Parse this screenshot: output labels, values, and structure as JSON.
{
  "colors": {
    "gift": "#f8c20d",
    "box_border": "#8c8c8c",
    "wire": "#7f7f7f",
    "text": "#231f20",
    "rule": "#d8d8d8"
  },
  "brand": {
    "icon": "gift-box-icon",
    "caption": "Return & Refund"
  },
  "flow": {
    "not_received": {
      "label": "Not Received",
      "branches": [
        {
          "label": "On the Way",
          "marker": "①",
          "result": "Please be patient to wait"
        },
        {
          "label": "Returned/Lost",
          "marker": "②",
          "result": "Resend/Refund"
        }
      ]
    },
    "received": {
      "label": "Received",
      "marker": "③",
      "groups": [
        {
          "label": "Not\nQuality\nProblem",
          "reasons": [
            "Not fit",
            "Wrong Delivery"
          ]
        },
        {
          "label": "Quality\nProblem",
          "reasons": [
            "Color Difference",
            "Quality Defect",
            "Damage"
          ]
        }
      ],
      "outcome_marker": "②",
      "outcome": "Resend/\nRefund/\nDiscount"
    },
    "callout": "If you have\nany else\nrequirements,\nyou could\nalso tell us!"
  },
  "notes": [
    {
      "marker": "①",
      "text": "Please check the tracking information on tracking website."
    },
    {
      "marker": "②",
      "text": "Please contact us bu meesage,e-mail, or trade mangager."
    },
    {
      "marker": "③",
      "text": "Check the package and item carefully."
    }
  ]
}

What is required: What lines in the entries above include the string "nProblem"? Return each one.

Worked solution:
          "label": "Not\nQuality\nProblem",
          "label": "Quality\nProblem",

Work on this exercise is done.